Hulcote Moors Farmhouse, outside Hulcote village, near Cranfield.
OS Ref: SP94084035
|Description:||Requisitioned from Sir Frederick Richmond of Westoning Manor. Bailiff: Mr. Bonner. Accommodated up to 18 land girls|
|Opened:||c. July 1943|
|Closed:||c. March 1947|
Hulcote Moors hostel
More information about this hostel
- The Land Girl magazine (June, 1943) reported on two new hostels which were to open soon at Hulcote Moors and Houghton Conquest. Mrs. E. Whatling was the first Warden (her husband was Mr. S. Whatling, Bedfordshire War. Ag's Assistant Labour Officer) Bedfordshire's smallest wartime hostel.
- By October 1943 there were reports of midnight adventures which had happened in September when an Polish airman had had to bale out in an adjoining field to the hostel and knocked them up at 1.40am one morning: "He was slightly injured and when the girls came down they found him standing in the hall with his parachute still trailing behind him. He was given hot drinks, treated for shock and generally feted by the whole hostel until 4am when the RAF (from Cranfield aerodrome) collected him after the Warden telephoned Headquarters." After that he wrote to the Warden and the girls and in return they sent him a signed group photograph.
- One of the local RAF pilot's wives was a superb cook and would sometimes do catering for any socials they put on at the hostel. As a result it became known as "Hulcote Corner House" (after the popular Lyons Corner House chain).
Hulcote Moors hostel group with the Warden, Mrs Whatling, 1943
Back Row (l-r) Pamela Bell, Betty Hurst (?), Thelma Mathers, Vera Hull, Elizabeth Alice Braybrook, Myra Griffiths
Middle Row (l-r) Peggy Clark, Doris Bass, Edna Harris, Gladys Hinton (Housekeeper), Mrs E Watling (Warden), (Greta) Joyce Virgin, Hilda Virgin
Front Row (l-r) ?, Zoe Odell, Audrey Joan Hinde, Marjorie Prince, ?
- The RAF Officers' Mess at nearby Cranfield invited the land girls for parties. They then sent "goodies" to the hostel the day afterwards. The land girls tended to go in their dress uniform, since they hadn't got any fancy clothes to put on but trying to dance in their heavy boots wasn't a good idea.
- Americans would also send lorries for the land girls to attend dances at their air bases in the north of the county, such as Chicksands and Kimbolton.
- Joyce and Hilda Virgin, from Luton, were sisters based at the hostel. Farmers loved to ask, when the land girls arrived for work, by lorry, "Which ones are the Virgins?"

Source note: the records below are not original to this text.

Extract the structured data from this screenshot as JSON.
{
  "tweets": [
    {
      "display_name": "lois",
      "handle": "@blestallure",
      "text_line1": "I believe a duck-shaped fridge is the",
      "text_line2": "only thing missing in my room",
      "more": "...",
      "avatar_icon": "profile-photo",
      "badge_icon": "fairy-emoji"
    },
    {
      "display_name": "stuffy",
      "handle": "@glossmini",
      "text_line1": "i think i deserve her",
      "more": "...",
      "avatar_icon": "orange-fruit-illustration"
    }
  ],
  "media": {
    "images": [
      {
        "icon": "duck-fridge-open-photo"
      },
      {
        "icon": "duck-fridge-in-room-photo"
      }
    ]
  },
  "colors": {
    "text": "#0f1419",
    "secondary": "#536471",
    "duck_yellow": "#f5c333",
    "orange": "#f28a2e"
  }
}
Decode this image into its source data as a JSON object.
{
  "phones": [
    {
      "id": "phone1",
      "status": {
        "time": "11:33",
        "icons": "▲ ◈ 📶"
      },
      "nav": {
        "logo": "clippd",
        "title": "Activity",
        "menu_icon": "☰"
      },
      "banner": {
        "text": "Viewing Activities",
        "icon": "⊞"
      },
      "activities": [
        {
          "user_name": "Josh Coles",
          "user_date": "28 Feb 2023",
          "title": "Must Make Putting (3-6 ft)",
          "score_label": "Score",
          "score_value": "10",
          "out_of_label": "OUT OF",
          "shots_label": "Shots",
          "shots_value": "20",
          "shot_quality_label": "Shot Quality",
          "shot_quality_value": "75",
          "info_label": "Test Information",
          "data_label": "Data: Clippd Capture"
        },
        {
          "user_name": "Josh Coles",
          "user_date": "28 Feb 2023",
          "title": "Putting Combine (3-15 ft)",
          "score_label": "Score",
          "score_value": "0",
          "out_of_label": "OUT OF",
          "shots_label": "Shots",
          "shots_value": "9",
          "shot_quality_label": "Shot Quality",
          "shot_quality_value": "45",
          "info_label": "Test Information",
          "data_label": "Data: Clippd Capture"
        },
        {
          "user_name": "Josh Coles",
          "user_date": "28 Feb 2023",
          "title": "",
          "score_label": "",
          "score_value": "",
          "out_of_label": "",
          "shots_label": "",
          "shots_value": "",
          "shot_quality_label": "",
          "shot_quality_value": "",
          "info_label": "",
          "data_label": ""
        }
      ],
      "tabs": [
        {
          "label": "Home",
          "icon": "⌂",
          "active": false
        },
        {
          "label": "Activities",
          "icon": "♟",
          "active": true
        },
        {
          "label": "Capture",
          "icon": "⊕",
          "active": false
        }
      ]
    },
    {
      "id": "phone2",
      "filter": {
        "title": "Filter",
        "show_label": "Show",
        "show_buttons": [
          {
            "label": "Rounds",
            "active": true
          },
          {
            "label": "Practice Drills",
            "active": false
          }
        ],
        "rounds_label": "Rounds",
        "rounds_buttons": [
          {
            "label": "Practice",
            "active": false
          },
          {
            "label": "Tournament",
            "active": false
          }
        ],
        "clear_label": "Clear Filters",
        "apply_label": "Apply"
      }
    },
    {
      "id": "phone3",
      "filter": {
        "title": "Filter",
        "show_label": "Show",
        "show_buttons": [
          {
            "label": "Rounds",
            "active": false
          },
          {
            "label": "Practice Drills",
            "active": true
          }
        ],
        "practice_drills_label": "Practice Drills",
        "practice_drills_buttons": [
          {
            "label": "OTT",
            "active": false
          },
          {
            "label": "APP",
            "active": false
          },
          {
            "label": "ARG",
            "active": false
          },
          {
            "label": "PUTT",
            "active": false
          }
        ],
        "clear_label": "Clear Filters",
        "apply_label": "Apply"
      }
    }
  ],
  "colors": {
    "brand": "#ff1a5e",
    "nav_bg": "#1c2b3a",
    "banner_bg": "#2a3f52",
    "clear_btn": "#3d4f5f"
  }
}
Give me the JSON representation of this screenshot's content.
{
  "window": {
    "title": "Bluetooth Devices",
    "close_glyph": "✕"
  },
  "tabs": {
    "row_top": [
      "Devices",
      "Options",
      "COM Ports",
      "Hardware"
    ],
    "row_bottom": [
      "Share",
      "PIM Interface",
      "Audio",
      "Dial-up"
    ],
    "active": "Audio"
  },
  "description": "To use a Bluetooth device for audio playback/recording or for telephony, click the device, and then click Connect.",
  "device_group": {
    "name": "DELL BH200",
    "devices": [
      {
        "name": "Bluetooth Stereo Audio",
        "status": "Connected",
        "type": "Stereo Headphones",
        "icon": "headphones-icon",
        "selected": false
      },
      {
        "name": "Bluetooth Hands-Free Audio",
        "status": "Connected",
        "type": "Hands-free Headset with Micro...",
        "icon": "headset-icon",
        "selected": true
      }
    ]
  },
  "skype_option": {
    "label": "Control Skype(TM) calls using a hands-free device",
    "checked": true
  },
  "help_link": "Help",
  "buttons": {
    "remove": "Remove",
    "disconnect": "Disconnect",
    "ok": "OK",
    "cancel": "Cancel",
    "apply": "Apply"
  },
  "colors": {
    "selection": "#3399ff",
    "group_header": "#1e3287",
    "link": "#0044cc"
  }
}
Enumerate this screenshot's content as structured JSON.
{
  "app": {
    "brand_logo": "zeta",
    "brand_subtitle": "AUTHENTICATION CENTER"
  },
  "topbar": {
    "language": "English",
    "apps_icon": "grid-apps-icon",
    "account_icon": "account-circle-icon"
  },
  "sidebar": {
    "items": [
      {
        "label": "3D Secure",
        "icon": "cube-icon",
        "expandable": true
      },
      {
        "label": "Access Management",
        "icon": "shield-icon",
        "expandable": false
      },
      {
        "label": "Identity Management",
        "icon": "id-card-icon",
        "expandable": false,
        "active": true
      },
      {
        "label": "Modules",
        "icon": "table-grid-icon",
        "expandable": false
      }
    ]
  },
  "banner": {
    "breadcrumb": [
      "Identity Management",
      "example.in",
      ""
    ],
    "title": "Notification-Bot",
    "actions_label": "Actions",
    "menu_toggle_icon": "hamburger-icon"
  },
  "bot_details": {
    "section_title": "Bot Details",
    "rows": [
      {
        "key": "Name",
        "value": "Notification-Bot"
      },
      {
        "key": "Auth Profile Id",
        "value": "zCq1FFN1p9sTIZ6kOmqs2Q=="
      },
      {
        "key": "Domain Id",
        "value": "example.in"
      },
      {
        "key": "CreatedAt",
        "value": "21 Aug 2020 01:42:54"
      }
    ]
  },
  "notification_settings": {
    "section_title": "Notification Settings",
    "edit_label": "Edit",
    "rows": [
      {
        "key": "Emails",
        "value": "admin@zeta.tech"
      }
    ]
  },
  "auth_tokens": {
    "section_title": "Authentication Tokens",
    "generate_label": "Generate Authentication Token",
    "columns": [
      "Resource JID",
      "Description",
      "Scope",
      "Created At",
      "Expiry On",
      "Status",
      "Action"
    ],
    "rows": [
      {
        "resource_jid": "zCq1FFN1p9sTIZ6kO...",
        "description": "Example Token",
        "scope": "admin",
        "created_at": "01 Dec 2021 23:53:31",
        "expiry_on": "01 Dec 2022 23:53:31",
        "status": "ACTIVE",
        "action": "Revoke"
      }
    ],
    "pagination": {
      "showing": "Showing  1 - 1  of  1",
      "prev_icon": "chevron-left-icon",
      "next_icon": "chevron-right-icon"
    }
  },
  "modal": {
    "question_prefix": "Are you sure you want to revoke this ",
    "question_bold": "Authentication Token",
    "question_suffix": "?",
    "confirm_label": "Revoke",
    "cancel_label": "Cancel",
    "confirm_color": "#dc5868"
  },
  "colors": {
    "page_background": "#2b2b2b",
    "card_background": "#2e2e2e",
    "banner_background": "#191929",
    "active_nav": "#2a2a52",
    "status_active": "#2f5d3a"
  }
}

- The land girls went for drinks in The Swan at Cranfield, as well as other pubs in the area.
- Thelma Mather was the Forewoman.
Peggy Clarkas the first-ever land girl May Queen, 1944
- Audrey Clark, aged 19, was elected by her fellow land girls as the first-ever land girl May Queen and was crowned on Saturday 6 May 1944. Land Army girls afterwards danced round the maypole to the musical accompaniment of the Heath Excelsior Band. Mrs. A. Truman, Entertainments Officer of the County WLA, sat in a landau, dressed as Queen Victoria, as part of the procession through the village.
- The event was repeated on Saturday 26 May 1945. As well as Maypole dancing, May Day carols were sung at the ceremony and the BBC broadcast it. Audrey's mother made her dress and her land girl attendants raised their pitchforks and rakes in salute as her guard of honour. When they also paraded down Bedford High Street, it was filmed for a newsreel film report and national as well as local press picked it up.
Location of Hulcote Moors hostel, near Cranfield
OS 6" map 1953 Bedfordshire sheet XX NE
More Pictures of Cople House Land Girls
Page last updated: 28th February 2014